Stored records

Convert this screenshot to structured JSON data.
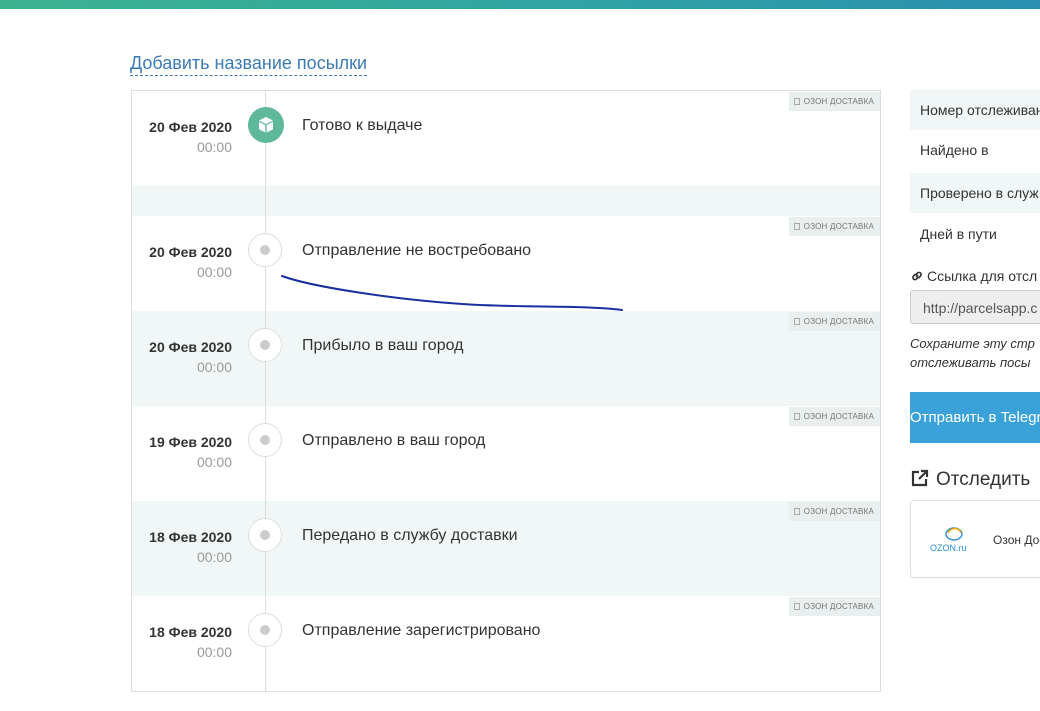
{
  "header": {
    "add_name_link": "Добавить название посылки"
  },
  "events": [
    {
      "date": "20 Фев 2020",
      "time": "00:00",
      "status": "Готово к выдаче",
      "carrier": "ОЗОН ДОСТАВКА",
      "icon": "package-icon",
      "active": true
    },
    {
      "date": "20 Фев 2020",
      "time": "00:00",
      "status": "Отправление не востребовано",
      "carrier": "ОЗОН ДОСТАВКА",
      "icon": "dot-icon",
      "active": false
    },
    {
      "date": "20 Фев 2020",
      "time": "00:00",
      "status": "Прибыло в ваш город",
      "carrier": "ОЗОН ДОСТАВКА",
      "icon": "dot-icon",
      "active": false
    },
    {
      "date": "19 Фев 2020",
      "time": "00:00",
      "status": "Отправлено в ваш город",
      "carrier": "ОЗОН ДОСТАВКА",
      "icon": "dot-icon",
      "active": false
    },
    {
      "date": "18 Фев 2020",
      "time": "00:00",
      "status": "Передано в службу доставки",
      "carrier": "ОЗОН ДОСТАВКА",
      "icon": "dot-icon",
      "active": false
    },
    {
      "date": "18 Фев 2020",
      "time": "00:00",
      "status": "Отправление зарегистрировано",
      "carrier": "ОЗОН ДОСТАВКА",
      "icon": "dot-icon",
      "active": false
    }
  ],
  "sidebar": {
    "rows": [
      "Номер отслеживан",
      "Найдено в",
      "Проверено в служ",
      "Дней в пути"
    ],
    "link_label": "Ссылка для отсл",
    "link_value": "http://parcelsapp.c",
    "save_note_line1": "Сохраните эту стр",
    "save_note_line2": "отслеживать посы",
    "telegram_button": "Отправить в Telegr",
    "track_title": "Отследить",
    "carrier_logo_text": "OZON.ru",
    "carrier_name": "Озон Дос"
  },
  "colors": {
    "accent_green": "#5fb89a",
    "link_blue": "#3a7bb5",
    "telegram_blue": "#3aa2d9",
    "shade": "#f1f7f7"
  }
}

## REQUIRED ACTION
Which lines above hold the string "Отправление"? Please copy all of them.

## EXPECTED ANSWER
      "status": "Отправление не востребовано",
      "status": "Отправление зарегистрировано",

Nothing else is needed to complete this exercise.